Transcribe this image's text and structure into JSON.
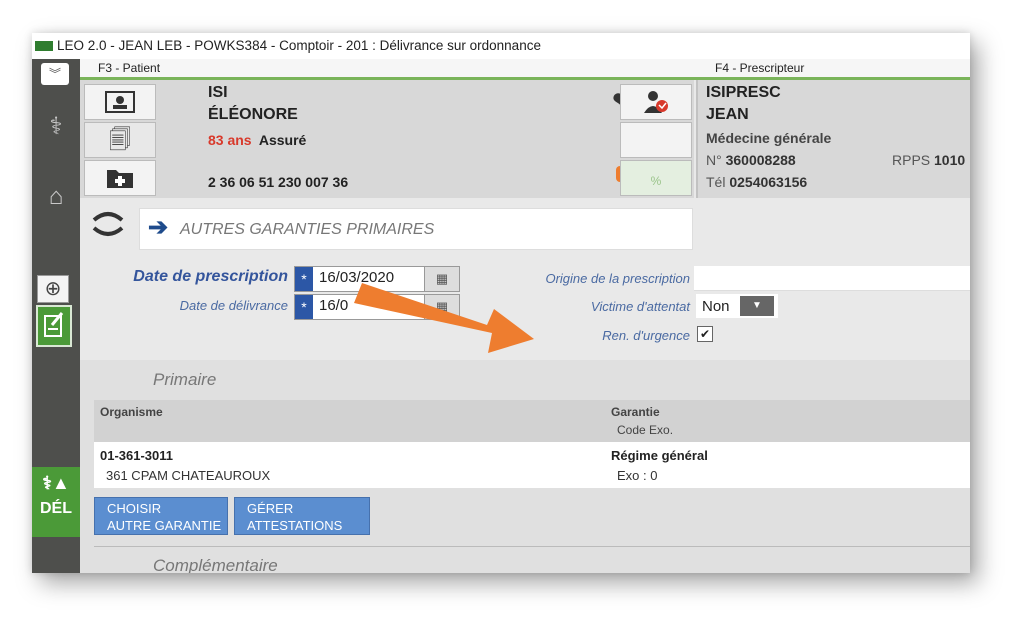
{
  "window": {
    "title": "LEO 2.0 - JEAN LEB - POWKS384 - Comptoir - 201 : Délivrance sur ordonnance"
  },
  "tabs": {
    "patient": "F3 - Patient",
    "prescripteur": "F4 - Prescripteur"
  },
  "patient": {
    "last_name": "ISI",
    "first_name": "ÉLÉONORE",
    "age": "83 ans",
    "status": "Assuré",
    "ssn": "2 36 06 51 230 007 36"
  },
  "prescriber": {
    "last_name": "ISIPRESC",
    "first_name": "JEAN",
    "specialty": "Médecine générale",
    "num_prefix": "N°",
    "num": "360008288",
    "rpps_label": "RPPS",
    "rpps": "1010",
    "tel_prefix": "Tél",
    "tel": "0254063156"
  },
  "garanties": {
    "header": "AUTRES GARANTIES PRIMAIRES"
  },
  "form": {
    "date_prescription_label": "Date de prescription",
    "date_prescription": "16/03/2020",
    "date_delivrance_label": "Date de délivrance",
    "date_delivrance": "16/0",
    "origine_label": "Origine de la prescription",
    "victime_label": "Victime d'attentat",
    "victime_value": "Non",
    "urgence_label": "Ren. d'urgence"
  },
  "primaire": {
    "title": "Primaire",
    "col_organisme": "Organisme",
    "col_garantie": "Garantie",
    "col_code_exo": "Code Exo.",
    "rows": [
      {
        "organisme_code": "01-361-3011",
        "organisme_name": "361 CPAM CHATEAUROUX",
        "garantie": "Régime général",
        "exo": "Exo : 0"
      }
    ],
    "btn_choisir_line1": "CHOISIR",
    "btn_choisir_line2": "AUTRE GARANTIE",
    "btn_gerer_line1": "GÉRER",
    "btn_gerer_line2": "ATTESTATIONS"
  },
  "complementaire": {
    "title": "Complémentaire"
  },
  "sidebar": {
    "del_label": "DÉL"
  },
  "colors": {
    "accent_green": "#4b9a38",
    "brand_blue": "#2c57a6",
    "arrow_orange": "#ee7d2f"
  }
}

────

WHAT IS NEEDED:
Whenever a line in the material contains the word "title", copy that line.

TASK OUTPUT:
    "title": "LEO 2.0 - JEAN LEB - POWKS384 - Comptoir - 201 : Délivrance sur ordonnance"
    "title": "Primaire",
    "title": "Complémentaire"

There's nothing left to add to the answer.